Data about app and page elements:
────────────────
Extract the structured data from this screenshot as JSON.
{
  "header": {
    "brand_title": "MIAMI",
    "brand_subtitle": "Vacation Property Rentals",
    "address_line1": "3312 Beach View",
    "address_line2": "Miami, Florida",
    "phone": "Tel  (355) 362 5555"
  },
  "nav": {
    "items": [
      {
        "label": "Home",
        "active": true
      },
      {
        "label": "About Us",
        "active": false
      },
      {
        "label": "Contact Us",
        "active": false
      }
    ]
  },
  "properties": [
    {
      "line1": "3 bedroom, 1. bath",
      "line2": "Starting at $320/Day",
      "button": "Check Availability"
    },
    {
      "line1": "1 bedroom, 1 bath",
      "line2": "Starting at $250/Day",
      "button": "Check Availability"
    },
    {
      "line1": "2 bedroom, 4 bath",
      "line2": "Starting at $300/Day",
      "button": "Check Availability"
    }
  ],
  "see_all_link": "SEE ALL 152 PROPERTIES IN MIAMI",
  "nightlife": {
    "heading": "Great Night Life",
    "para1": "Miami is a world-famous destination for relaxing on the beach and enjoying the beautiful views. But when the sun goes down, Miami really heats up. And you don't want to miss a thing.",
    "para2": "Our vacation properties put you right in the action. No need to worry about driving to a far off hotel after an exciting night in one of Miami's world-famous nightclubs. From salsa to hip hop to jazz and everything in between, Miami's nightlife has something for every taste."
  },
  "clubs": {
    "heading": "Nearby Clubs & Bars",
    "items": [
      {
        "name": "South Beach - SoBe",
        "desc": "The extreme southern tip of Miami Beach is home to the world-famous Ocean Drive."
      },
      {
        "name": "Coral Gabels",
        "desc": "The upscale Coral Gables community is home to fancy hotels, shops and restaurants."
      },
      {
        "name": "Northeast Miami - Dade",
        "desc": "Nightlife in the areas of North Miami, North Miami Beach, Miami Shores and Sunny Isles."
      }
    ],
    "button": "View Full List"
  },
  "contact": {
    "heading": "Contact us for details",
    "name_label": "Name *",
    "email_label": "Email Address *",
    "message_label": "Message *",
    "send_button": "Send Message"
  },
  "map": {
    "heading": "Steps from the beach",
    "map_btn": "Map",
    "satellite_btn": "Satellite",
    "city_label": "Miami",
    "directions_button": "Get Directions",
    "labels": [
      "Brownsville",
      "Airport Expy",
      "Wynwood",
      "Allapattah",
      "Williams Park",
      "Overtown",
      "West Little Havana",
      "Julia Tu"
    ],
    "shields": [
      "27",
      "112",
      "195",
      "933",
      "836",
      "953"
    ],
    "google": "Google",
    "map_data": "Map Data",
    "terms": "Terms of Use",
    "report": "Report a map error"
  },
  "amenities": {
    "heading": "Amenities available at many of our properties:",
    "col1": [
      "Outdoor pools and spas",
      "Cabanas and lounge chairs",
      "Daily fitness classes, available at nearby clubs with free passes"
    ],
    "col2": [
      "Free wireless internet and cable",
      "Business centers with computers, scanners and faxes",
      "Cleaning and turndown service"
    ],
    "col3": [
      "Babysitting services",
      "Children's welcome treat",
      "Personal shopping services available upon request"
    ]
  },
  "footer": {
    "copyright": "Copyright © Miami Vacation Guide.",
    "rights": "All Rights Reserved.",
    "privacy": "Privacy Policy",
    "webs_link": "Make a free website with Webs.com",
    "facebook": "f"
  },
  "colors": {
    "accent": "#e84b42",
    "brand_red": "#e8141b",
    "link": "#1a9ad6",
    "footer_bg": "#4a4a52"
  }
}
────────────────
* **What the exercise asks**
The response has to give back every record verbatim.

* **Solution below**
Extract the structured data from this screenshot as JSON.
{
  "header": {
    "brand_title": "MIAMI",
    "brand_subtitle": "Vacation Property Rentals",
    "address_line1": "3312 Beach View",
    "address_line2": "Miami, Florida",
    "phone": "Tel  (355) 362 5555"
  },
  "nav": {
    "items": [
      {
        "label": "Home",
        "active": true
      },
      {
        "label": "About Us",
        "active": false
      },
      {
        "label": "Contact Us",
        "active": false
      }
    ]
  },
  "properties": [
    {
      "line1": "3 bedroom, 1. bath",
      "line2": "Starting at $320/Day",
      "button": "Check Availability"
    },
    {
      "line1": "1 bedroom, 1 bath",
      "line2": "Starting at $250/Day",
      "button": "Check Availability"
    },
    {
      "line1": "2 bedroom, 4 bath",
      "line2": "Starting at $300/Day",
      "button": "Check Availability"
    }
  ],
  "see_all_link": "SEE ALL 152 PROPERTIES IN MIAMI",
  "nightlife": {
    "heading": "Great Night Life",
    "para1": "Miami is a world-famous destination for relaxing on the beach and enjoying the beautiful views. But when the sun goes down, Miami really heats up. And you don't want to miss a thing.",
    "para2": "Our vacation properties put you right in the action. No need to worry about driving to a far off hotel after an exciting night in one of Miami's world-famous nightclubs. From salsa to hip hop to jazz and everything in between, Miami's nightlife has something for every taste."
  },
  "clubs": {
    "heading": "Nearby Clubs & Bars",
    "items": [
      {
        "name": "South Beach - SoBe",
        "desc": "The extreme southern tip of Miami Beach is home to the world-famous Ocean Drive."
      },
      {
        "name": "Coral Gabels",
        "desc": "The upscale Coral Gables community is home to fancy hotels, shops and restaurants."
      },
      {
        "name": "Northeast Miami - Dade",
        "desc": "Nightlife in the areas of North Miami, North Miami Beach, Miami Shores and Sunny Isles."
      }
    ],
    "button": "View Full List"
  },
  "contact": {
    "heading": "Contact us for details",
    "name_label": "Name *",
    "email_label": "Email Address *",
    "message_label": "Message *",
    "send_button": "Send Message"
  },
  "map": {
    "heading": "Steps from the beach",
    "map_btn": "Map",
    "satellite_btn": "Satellite",
    "city_label": "Miami",
    "directions_button": "Get Directions",
    "labels": [
      "Brownsville",
      "Airport Expy",
      "Wynwood",
      "Allapattah",
      "Williams Park",
      "Overtown",
      "West Little Havana",
      "Julia Tu"
    ],
    "shields": [
      "27",
      "112",
      "195",
      "933",
      "836",
      "953"
    ],
    "google": "Google",
    "map_data": "Map Data",
    "terms": "Terms of Use",
    "report": "Report a map error"
  },
  "amenities": {
    "heading": "Amenities available at many of our properties:",
    "col1": [
      "Outdoor pools and spas",
      "Cabanas and lounge chairs",
      "Daily fitness classes, available at nearby clubs with free passes"
    ],
    "col2": [
      "Free wireless internet and cable",
      "Business centers with computers, scanners and faxes",
      "Cleaning and turndown service"
    ],
    "col3": [
      "Babysitting services",
      "Children's welcome treat",
      "Personal shopping services available upon request"
    ]
  },
  "footer": {
    "copyright": "Copyright © Miami Vacation Guide.",
    "rights": "All Rights Reserved.",
    "privacy": "Privacy Policy",
    "webs_link": "Make a free website with Webs.com",
    "facebook": "f"
  },
  "colors": {
    "accent": "#e84b42",
    "brand_red": "#e8141b",
    "link": "#1a9ad6",
    "footer_bg": "#4a4a52"
  }
}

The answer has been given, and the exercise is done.